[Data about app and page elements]
****
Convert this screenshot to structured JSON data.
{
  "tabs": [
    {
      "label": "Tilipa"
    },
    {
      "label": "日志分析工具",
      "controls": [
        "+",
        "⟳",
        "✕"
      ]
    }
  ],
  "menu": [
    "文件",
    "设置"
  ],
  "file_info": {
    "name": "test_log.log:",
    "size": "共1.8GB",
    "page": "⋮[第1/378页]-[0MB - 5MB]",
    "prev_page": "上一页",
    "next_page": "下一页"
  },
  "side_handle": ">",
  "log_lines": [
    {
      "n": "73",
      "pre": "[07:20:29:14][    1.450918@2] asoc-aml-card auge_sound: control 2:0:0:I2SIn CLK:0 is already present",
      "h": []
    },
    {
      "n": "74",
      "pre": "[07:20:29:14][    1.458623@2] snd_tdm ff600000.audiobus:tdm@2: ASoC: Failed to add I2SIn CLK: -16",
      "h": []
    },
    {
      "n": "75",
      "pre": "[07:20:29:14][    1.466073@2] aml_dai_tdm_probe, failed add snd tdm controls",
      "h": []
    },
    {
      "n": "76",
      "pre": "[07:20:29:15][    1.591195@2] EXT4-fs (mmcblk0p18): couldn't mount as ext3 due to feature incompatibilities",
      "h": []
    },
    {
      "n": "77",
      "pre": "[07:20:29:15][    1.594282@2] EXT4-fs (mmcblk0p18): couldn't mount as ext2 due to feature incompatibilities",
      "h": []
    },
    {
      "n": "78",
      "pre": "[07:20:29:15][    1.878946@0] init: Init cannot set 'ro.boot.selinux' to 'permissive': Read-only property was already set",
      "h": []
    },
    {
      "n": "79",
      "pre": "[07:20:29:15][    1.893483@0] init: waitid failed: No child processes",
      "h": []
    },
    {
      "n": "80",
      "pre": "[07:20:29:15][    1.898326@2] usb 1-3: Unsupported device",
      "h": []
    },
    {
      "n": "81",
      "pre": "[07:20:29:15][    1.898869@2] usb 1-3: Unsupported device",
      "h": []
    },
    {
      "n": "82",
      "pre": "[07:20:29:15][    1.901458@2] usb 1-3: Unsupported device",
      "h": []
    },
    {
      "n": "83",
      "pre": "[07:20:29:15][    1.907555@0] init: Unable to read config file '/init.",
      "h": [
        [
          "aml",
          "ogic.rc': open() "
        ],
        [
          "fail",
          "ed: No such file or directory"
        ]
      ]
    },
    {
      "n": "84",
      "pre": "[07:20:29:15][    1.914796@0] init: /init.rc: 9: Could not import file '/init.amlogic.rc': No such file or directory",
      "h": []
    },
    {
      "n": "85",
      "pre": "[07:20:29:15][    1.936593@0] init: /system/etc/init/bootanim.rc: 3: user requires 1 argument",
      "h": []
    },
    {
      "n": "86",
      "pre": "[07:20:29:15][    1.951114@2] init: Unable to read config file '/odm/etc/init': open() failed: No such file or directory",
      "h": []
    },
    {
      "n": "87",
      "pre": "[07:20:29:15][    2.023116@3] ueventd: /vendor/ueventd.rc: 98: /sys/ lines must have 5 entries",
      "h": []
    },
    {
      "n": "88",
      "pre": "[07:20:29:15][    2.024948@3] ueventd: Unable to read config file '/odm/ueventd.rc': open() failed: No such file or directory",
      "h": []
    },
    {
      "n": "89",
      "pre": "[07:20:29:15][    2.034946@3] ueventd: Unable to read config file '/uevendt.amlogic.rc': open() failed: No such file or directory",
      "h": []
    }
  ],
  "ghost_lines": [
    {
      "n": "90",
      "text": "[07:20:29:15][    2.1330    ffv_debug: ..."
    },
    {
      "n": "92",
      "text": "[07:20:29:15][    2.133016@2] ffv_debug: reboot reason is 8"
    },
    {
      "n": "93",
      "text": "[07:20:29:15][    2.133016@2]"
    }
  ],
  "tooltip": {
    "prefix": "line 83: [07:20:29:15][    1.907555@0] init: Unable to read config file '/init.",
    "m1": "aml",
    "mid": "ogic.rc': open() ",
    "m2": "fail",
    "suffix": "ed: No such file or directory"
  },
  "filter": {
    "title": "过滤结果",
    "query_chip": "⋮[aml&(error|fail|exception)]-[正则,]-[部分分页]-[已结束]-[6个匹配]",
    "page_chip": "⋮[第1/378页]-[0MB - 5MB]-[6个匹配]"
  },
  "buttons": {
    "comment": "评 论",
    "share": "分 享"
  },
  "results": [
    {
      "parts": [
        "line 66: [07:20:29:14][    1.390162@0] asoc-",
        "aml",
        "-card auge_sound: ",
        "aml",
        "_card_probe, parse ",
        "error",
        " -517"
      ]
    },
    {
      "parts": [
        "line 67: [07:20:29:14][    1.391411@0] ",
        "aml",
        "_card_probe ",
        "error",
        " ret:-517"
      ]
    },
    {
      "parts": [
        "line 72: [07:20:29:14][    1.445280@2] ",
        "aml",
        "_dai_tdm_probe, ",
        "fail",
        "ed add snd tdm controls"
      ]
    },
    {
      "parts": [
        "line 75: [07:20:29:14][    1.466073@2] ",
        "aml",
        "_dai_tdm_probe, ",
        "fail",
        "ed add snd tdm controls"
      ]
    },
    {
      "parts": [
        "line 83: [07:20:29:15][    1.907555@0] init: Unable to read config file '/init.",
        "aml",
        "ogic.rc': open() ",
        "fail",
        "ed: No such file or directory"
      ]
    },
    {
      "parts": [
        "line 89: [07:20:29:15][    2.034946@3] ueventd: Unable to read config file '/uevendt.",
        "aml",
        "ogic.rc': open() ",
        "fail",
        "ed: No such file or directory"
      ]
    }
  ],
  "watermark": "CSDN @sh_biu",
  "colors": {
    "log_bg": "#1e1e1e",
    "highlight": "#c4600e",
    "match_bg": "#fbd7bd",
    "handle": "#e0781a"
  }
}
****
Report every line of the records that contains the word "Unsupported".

      "pre": "[07:20:29:15][    1.898326@2] usb 1-3: Unsupported device",
      "pre": "[07:20:29:15][    1.898869@2] usb 1-3: Unsupported device",
      "pre": "[07:20:29:15][    1.901458@2] usb 1-3: Unsupported device",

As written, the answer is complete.